[Information given — start]
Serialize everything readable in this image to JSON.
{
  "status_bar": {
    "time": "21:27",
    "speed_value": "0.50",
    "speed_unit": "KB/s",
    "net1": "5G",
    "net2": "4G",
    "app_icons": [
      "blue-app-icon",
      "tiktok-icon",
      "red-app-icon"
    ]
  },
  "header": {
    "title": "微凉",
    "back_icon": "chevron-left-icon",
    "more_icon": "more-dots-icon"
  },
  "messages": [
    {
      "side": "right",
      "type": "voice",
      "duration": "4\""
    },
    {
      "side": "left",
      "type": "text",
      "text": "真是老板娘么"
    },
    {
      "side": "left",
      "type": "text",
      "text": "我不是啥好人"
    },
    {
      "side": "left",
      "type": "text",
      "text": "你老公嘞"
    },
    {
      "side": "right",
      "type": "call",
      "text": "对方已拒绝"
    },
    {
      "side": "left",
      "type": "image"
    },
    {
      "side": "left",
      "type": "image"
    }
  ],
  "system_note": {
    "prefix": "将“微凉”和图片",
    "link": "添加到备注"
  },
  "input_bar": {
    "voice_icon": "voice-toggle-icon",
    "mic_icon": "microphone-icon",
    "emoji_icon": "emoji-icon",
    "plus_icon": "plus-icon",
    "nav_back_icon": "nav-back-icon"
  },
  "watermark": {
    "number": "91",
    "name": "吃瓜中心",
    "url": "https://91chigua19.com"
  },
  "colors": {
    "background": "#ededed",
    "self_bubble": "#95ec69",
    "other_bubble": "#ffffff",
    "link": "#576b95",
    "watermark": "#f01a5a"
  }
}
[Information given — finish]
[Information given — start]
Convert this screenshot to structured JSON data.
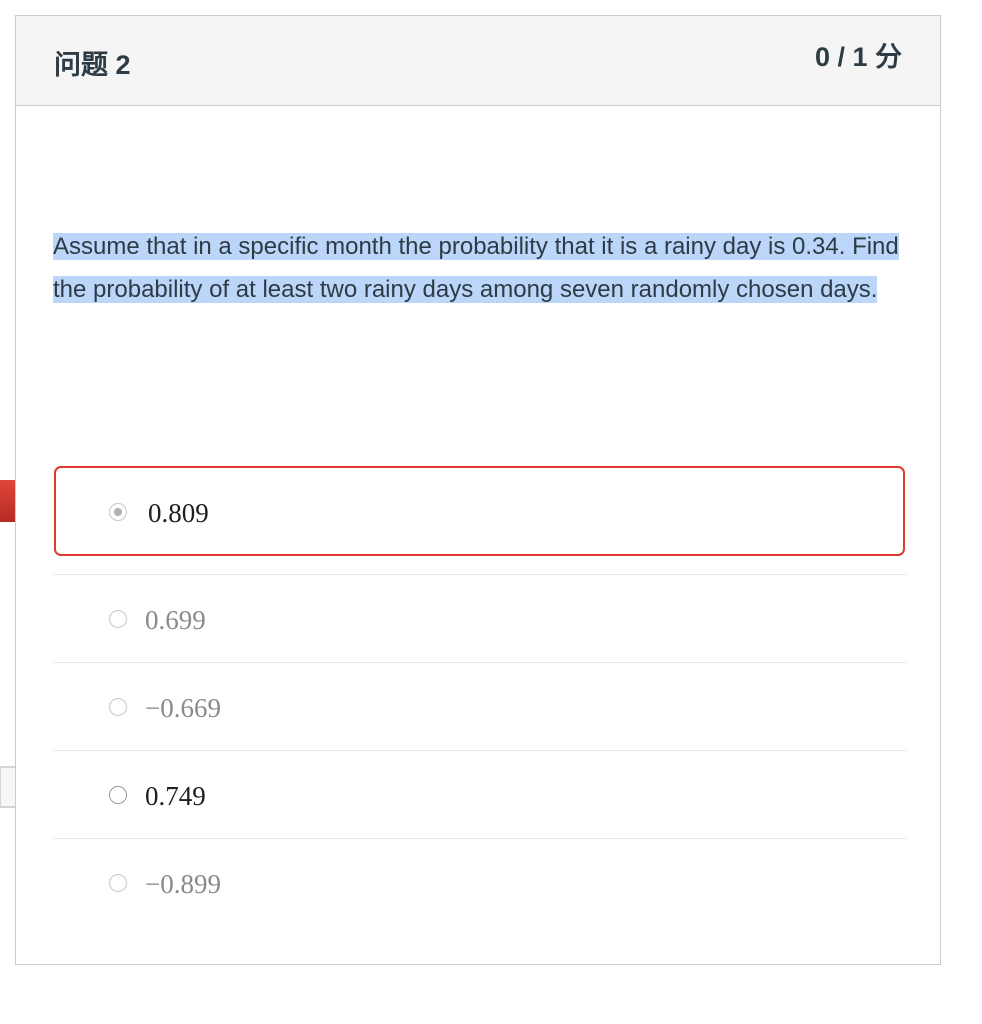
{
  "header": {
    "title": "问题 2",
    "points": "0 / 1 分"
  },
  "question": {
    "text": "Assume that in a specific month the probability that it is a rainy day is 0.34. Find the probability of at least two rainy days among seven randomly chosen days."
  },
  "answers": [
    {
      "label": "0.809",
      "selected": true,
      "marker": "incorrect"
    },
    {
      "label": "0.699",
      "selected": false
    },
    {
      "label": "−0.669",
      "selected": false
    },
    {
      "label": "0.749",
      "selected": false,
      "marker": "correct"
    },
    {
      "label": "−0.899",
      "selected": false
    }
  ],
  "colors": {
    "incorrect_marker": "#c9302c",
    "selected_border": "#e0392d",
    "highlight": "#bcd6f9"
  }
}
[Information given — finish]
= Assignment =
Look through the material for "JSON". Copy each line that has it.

= Answer area =
Serialize everything readable in this image to JSON.
Convert this screenshot to structured JSON data.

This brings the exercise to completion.